» **WHAT IS NEEDED**: Precise copying is required. Return the data below in full.

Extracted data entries
-.-.-
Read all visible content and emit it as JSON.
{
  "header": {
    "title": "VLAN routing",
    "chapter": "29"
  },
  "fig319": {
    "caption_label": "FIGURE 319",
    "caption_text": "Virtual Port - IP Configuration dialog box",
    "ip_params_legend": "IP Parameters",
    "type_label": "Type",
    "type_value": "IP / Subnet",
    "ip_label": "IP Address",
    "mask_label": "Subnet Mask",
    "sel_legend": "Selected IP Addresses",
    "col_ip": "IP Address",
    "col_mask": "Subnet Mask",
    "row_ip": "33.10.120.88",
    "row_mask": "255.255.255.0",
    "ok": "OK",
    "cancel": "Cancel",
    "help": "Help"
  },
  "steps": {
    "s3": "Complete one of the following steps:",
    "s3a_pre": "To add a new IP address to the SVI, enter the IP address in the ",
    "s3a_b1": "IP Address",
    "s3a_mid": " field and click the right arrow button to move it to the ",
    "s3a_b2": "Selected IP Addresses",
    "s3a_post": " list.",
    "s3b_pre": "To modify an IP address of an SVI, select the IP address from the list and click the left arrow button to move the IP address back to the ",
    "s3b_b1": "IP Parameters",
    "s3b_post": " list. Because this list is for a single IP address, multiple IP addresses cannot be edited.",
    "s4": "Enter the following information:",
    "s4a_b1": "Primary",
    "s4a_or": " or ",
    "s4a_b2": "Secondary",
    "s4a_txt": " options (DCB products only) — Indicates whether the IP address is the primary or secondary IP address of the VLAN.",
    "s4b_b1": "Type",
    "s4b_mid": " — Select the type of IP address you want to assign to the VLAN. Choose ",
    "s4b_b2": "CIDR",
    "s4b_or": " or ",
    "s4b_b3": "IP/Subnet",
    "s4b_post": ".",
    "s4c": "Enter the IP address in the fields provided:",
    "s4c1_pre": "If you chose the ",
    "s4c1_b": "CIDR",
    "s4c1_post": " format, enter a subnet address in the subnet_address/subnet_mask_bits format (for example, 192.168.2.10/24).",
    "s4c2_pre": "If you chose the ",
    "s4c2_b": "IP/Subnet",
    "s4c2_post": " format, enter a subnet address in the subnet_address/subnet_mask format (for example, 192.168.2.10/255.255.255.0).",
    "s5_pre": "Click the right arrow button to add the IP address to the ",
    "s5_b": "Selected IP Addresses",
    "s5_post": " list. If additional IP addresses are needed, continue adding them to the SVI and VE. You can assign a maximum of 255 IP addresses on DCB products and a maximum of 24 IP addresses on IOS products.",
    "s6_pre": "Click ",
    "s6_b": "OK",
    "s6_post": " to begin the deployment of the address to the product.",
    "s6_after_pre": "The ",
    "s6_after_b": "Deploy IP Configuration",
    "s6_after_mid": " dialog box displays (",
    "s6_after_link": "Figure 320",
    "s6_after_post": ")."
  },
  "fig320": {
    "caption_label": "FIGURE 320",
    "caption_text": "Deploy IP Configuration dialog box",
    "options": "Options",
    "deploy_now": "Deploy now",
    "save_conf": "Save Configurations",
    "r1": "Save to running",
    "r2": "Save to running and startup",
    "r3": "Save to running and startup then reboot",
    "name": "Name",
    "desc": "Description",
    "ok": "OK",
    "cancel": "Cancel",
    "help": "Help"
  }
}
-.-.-
» **SOLUTION FOR THIS PROBLEM**:
Read all visible content and emit it as JSON.
{
  "header": {
    "title": "VLAN routing",
    "chapter": "29"
  },
  "fig319": {
    "caption_label": "FIGURE 319",
    "caption_text": "Virtual Port - IP Configuration dialog box",
    "ip_params_legend": "IP Parameters",
    "type_label": "Type",
    "type_value": "IP / Subnet",
    "ip_label": "IP Address",
    "mask_label": "Subnet Mask",
    "sel_legend": "Selected IP Addresses",
    "col_ip": "IP Address",
    "col_mask": "Subnet Mask",
    "row_ip": "33.10.120.88",
    "row_mask": "255.255.255.0",
    "ok": "OK",
    "cancel": "Cancel",
    "help": "Help"
  },
  "steps": {
    "s3": "Complete one of the following steps:",
    "s3a_pre": "To add a new IP address to the SVI, enter the IP address in the ",
    "s3a_b1": "IP Address",
    "s3a_mid": " field and click the right arrow button to move it to the ",
    "s3a_b2": "Selected IP Addresses",
    "s3a_post": " list.",
    "s3b_pre": "To modify an IP address of an SVI, select the IP address from the list and click the left arrow button to move the IP address back to the ",
    "s3b_b1": "IP Parameters",
    "s3b_post": " list. Because this list is for a single IP address, multiple IP addresses cannot be edited.",
    "s4": "Enter the following information:",
    "s4a_b1": "Primary",
    "s4a_or": " or ",
    "s4a_b2": "Secondary",
    "s4a_txt": " options (DCB products only) — Indicates whether the IP address is the primary or secondary IP address of the VLAN.",
    "s4b_b1": "Type",
    "s4b_mid": " — Select the type of IP address you want to assign to the VLAN. Choose ",
    "s4b_b2": "CIDR",
    "s4b_or": " or ",
    "s4b_b3": "IP/Subnet",
    "s4b_post": ".",
    "s4c": "Enter the IP address in the fields provided:",
    "s4c1_pre": "If you chose the ",
    "s4c1_b": "CIDR",
    "s4c1_post": " format, enter a subnet address in the subnet_address/subnet_mask_bits format (for example, 192.168.2.10/24).",
    "s4c2_pre": "If you chose the ",
    "s4c2_b": "IP/Subnet",
    "s4c2_post": " format, enter a subnet address in the subnet_address/subnet_mask format (for example, 192.168.2.10/255.255.255.0).",
    "s5_pre": "Click the right arrow button to add the IP address to the ",
    "s5_b": "Selected IP Addresses",
    "s5_post": " list. If additional IP addresses are needed, continue adding them to the SVI and VE. You can assign a maximum of 255 IP addresses on DCB products and a maximum of 24 IP addresses on IOS products.",
    "s6_pre": "Click ",
    "s6_b": "OK",
    "s6_post": " to begin the deployment of the address to the product.",
    "s6_after_pre": "The ",
    "s6_after_b": "Deploy IP Configuration",
    "s6_after_mid": " dialog box displays (",
    "s6_after_link": "Figure 320",
    "s6_after_post": ")."
  },
  "fig320": {
    "caption_label": "FIGURE 320",
    "caption_text": "Deploy IP Configuration dialog box",
    "options": "Options",
    "deploy_now": "Deploy now",
    "save_conf": "Save Configurations",
    "r1": "Save to running",
    "r2": "Save to running and startup",
    "r3": "Save to running and startup then reboot",
    "name": "Name",
    "desc": "Description",
    "ok": "OK",
    "cancel": "Cancel",
    "help": "Help"
  }
}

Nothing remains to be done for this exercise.